But my mother knows me too well. It took her some time, but over a break of my senior year when I was home, it dawned on her. I had snapped at her for something, and she just asked me why I was so angry al the time. Why wasn’t I the sweet girl I had been? I recall seeing the thought hit her… and then she asked me. “Oh my God, Cassie, you were raped, weren’t you?” I couldn’t answer her because I started to cry. I felt so much shame- so much that I had pushed them away, instead of letting them be there for me. (And if you have been following me for some time, you know that now my mom and I are very close and she has stood by me. She also reads my blog- Thanks, Mom!)
Around this time is also when I started dating Chris. From the start, he loved me for who I was. He never made me feel like an outsider or isolated. He brought out the best in me again, and I started to feel alive again, and I had a desire to live life. It did not happen overnight, though. It was a long process. But I knew I wanted to spend my life with him, and I knew I wanted to be alive long enough to see that. I knew I wanted to have kids and be a good mother and be a healthy role model to them. I knew those things, but it was still a process.
Eating disorders are an addiction… And anyone who has ever had any addiction knows that you can’t just “quit”. It takes time and it takes a true desire.

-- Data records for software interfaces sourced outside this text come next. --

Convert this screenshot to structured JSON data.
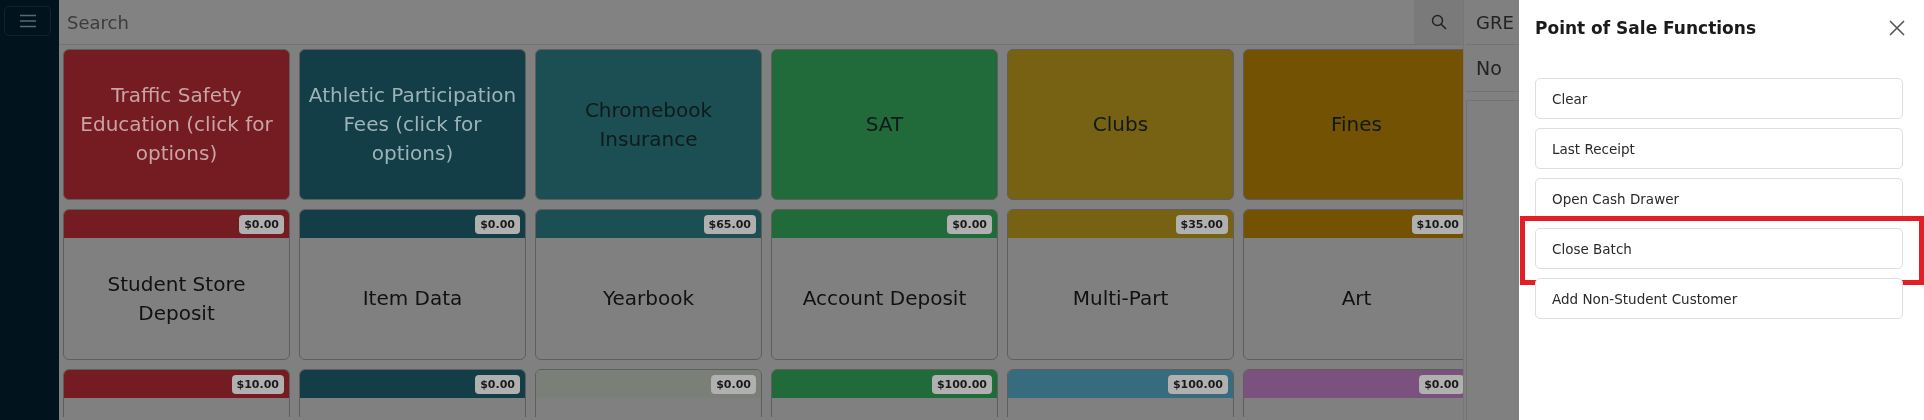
{
  "search": {
    "placeholder": "Search"
  },
  "tiles": [
    {
      "kind": "category",
      "label": "Traffic Safety Education (click for options)",
      "color": "#751c22",
      "muted": true
    },
    {
      "kind": "category",
      "label": "Athletic Participation Fees (click for options)",
      "color": "#133d47",
      "muted": true
    },
    {
      "kind": "category",
      "label": "Chromebook Insurance",
      "color": "#1c4f53",
      "muted": false
    },
    {
      "kind": "category",
      "label": "SAT",
      "color": "#216a3a",
      "muted": false
    },
    {
      "kind": "category",
      "label": "Clubs",
      "color": "#776213",
      "muted": false
    },
    {
      "kind": "category",
      "label": "Fines",
      "color": "#735203",
      "muted": false
    },
    {
      "kind": "item",
      "label": "Student Store Deposit",
      "price": "$0.00",
      "color": "#751c22"
    },
    {
      "kind": "item",
      "label": "Item Data",
      "price": "$0.00",
      "color": "#133d47"
    },
    {
      "kind": "item",
      "label": "Yearbook",
      "price": "$65.00",
      "color": "#1c4f53"
    },
    {
      "kind": "item",
      "label": "Account Deposit",
      "price": "$0.00",
      "color": "#216a3a"
    },
    {
      "kind": "item",
      "label": "Multi-Part",
      "price": "$35.00",
      "color": "#776213"
    },
    {
      "kind": "item",
      "label": "Art",
      "price": "$10.00",
      "color": "#735203"
    },
    {
      "kind": "item",
      "price": "$10.00",
      "color": "#751c22"
    },
    {
      "kind": "item",
      "price": "$0.00",
      "color": "#133d47"
    },
    {
      "kind": "item",
      "price": "$0.00",
      "color": "#7a8078"
    },
    {
      "kind": "item",
      "price": "$100.00",
      "color": "#216a3a"
    },
    {
      "kind": "item",
      "price": "$100.00",
      "color": "#376c7e"
    },
    {
      "kind": "item",
      "price": "$0.00",
      "color": "#7b527d"
    }
  ],
  "customer_panel": {
    "header": "GRE",
    "status": "No"
  },
  "functions_panel": {
    "title": "Point of Sale Functions",
    "items": [
      {
        "label": "Clear",
        "highlighted": false
      },
      {
        "label": "Last Receipt",
        "highlighted": false
      },
      {
        "label": "Open Cash Drawer",
        "highlighted": false
      },
      {
        "label": "Close Batch",
        "highlighted": true
      },
      {
        "label": "Add Non-Student Customer",
        "highlighted": false
      }
    ]
  }
}
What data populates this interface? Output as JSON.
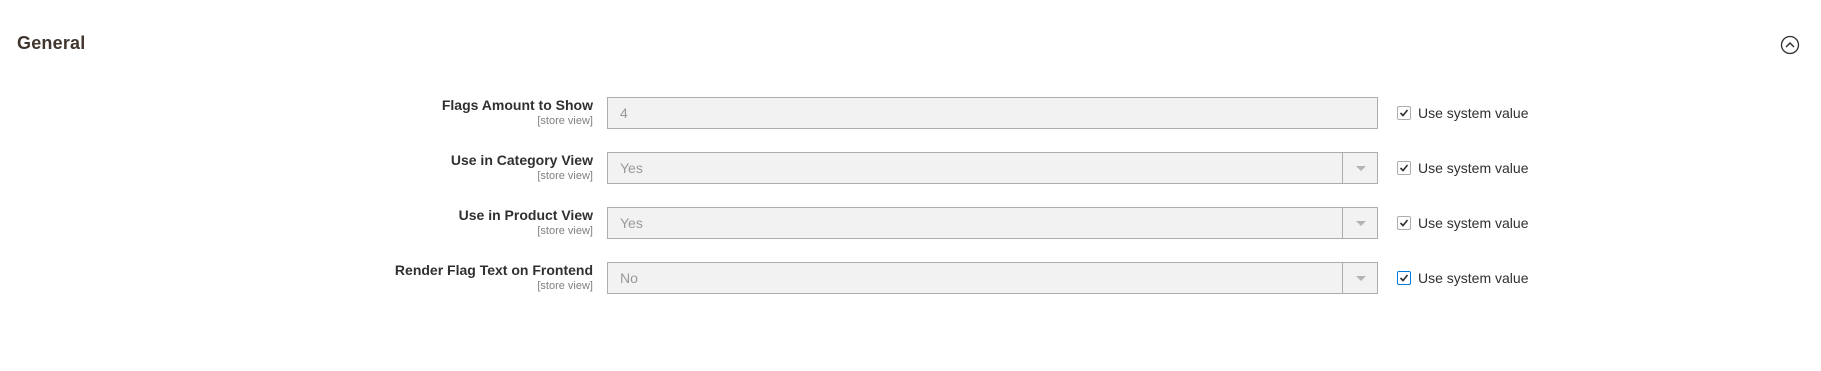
{
  "section": {
    "title": "General",
    "collapse_icon": "chevron-up-circle-icon"
  },
  "fields": [
    {
      "label": "Flags Amount to Show",
      "scope": "[store view]",
      "type": "input",
      "value": "4",
      "use_system_value_label": "Use system value",
      "use_system_value_checked": true
    },
    {
      "label": "Use in Category View",
      "scope": "[store view]",
      "type": "select",
      "value": "Yes",
      "use_system_value_label": "Use system value",
      "use_system_value_checked": true
    },
    {
      "label": "Use in Product View",
      "scope": "[store view]",
      "type": "select",
      "value": "Yes",
      "use_system_value_label": "Use system value",
      "use_system_value_checked": true
    },
    {
      "label": "Render Flag Text on Frontend",
      "scope": "[store view]",
      "type": "select",
      "value": "No",
      "use_system_value_label": "Use system value",
      "use_system_value_checked": true
    }
  ],
  "colors": {
    "focus_border": "#007bdb",
    "disabled_bg": "#f2f2f2",
    "border": "#adadad"
  }
}
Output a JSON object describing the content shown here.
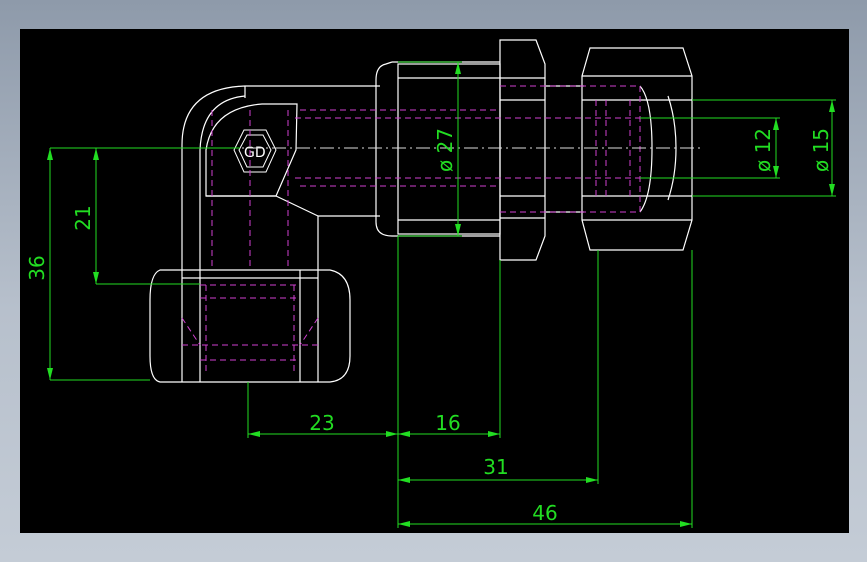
{
  "drawing": {
    "dimensions": {
      "height_36": "36",
      "height_21": "21",
      "dia_27": "ø 27",
      "dia_12": "ø 12",
      "dia_15": "ø 15",
      "len_23": "23",
      "len_16": "16",
      "len_31": "31",
      "len_46": "46"
    }
  },
  "colors": {
    "background": "#000000",
    "outline": "#ffffff",
    "hidden": "#d040d0",
    "dimension": "#22dd22",
    "center": "#dddddd"
  }
}
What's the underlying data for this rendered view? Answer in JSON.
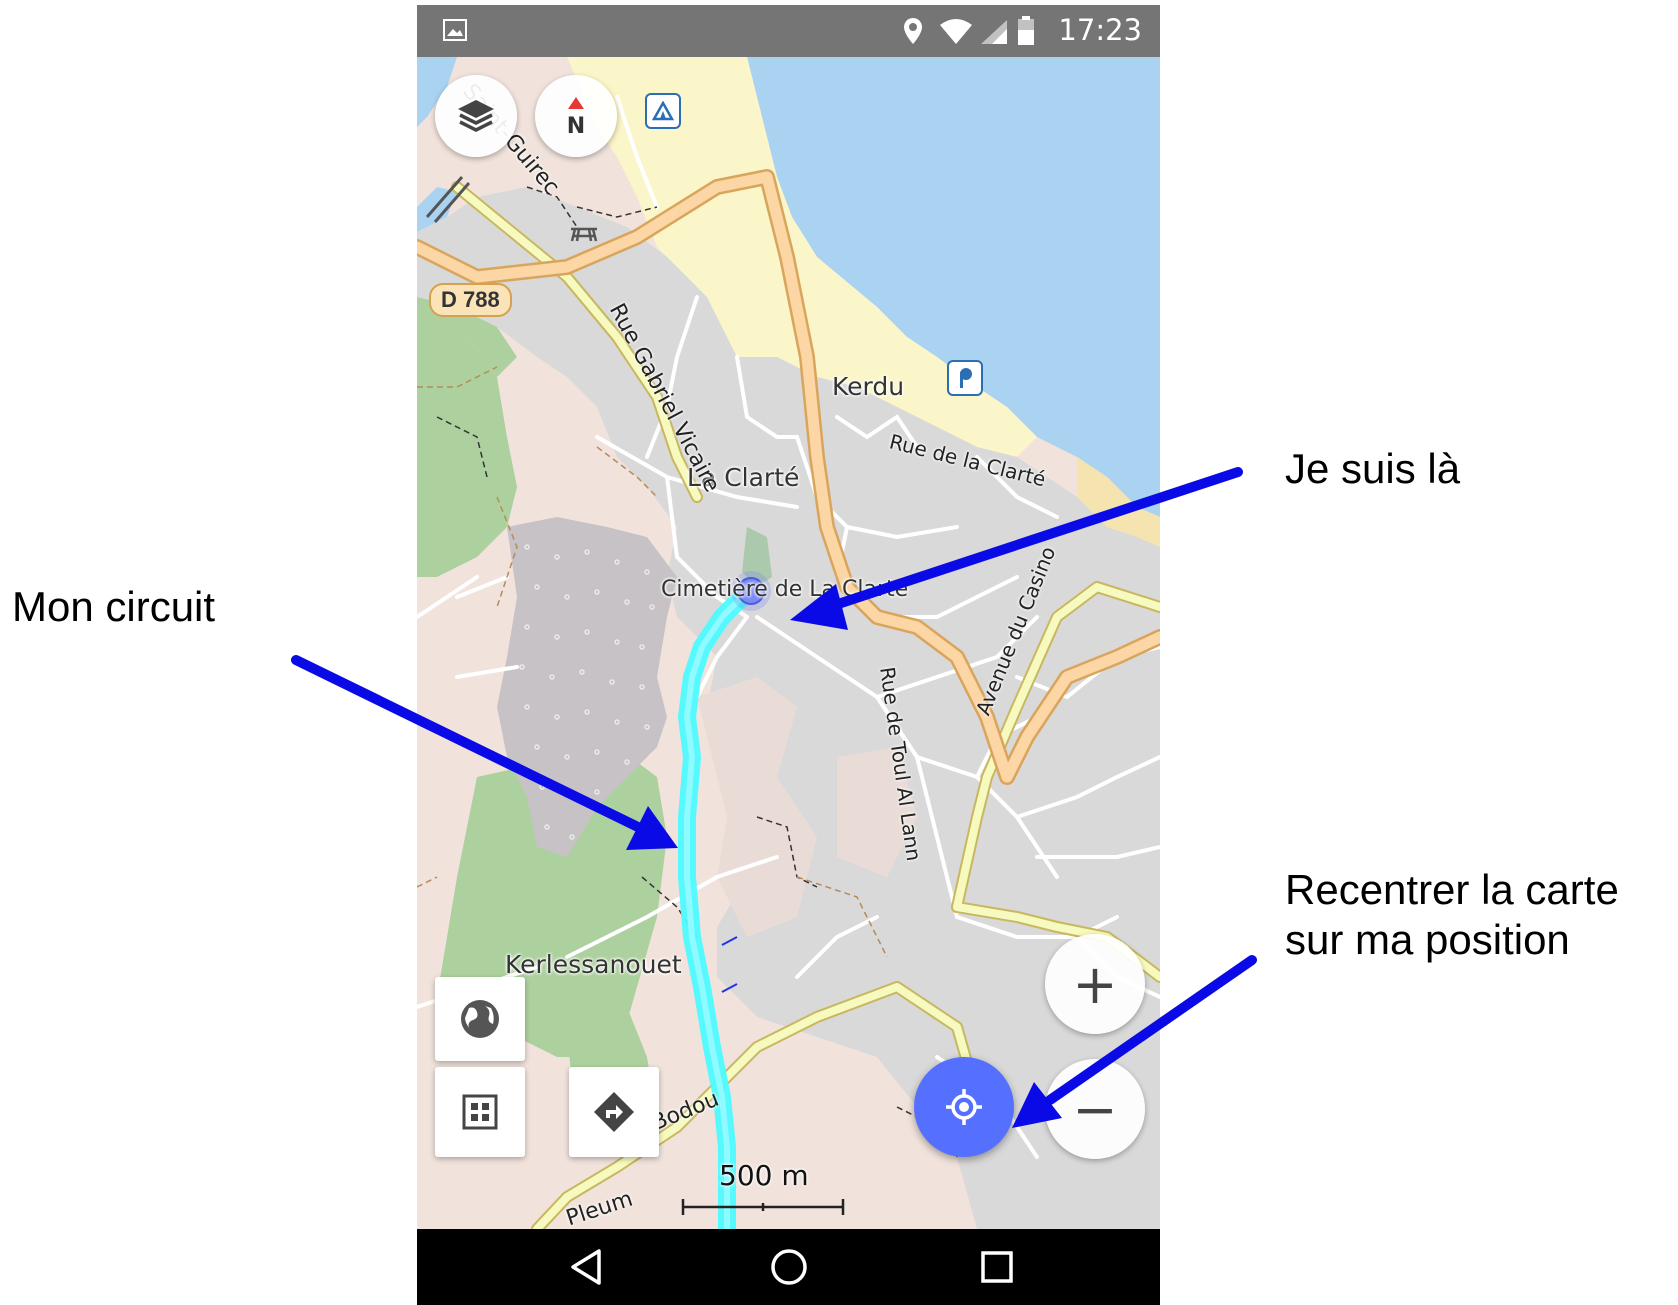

Even in the beginning of our marriage I still struggled, and faltered. It took me some time to become pregnant with Sawyer because I was not ovulating. I was petrified that I had ruined my chances of being a mother. After 3 rounds of fertility pills, I became pregnant, and that was Sawyer.
I knew that I wanted to be a healthy and wonderful and energetic mother, and I could not do that with an eating disorder. I have been much healthier since that stick showed two lines on it. But I am not going to lie- addictions are a never ending battle.. For the most part I am healthy, but of course now and again I have days that are not so good and I find myself wishing I had the willpower to just not eat. Those days are rare, but they still come up now and again. And in talking with other bloggers who have faced similar struggles, I have found they also feel the same way. I will never 100 percent be over it, but it comes down to coping mechanisms. And knowing that we are not alone helps so much, knowing there is always someone out there who can completely understand me helps. My bad days are few and far between at this point in my life, but I wanted to share my story to let those who have those bad days, too, even if they are much more frequent, know YOU ARE NOT ALONE AND YOU HAVE NOTHING TO BE ASHAMED OF.
I cannot say that I am glad for all that I have gone through. I am not. I wish with all my heart that I had never been raped and that the eating disorder hadn’t followed. I also wish that I had not pushed my family away. But all that has happened in my life, has made me who I am today. I stay open with my children, and I plan to tell them this story when they are old enough to understand. It won’t be easy, but I want them to know so that they never have to go through any of the darkness that I went through. I am hoping that me going through it was enough for all of us. I am hoping that my kids always see how wonderful and beautiful they are, and never walk in shame or darkness.
That is my wish for my children, but also my wish for any of you reading this who might be struggling. What I love most about blogging is the love, friendship, and support. I know you all accept me for who I am; and in turn, I accept you for who you are. And most importantly today, I not only accept me for me, but when I look in the mirror I am pretty happy with the woman looking back at me. It’s taken me time to get here, but I am here. And I plan to stay.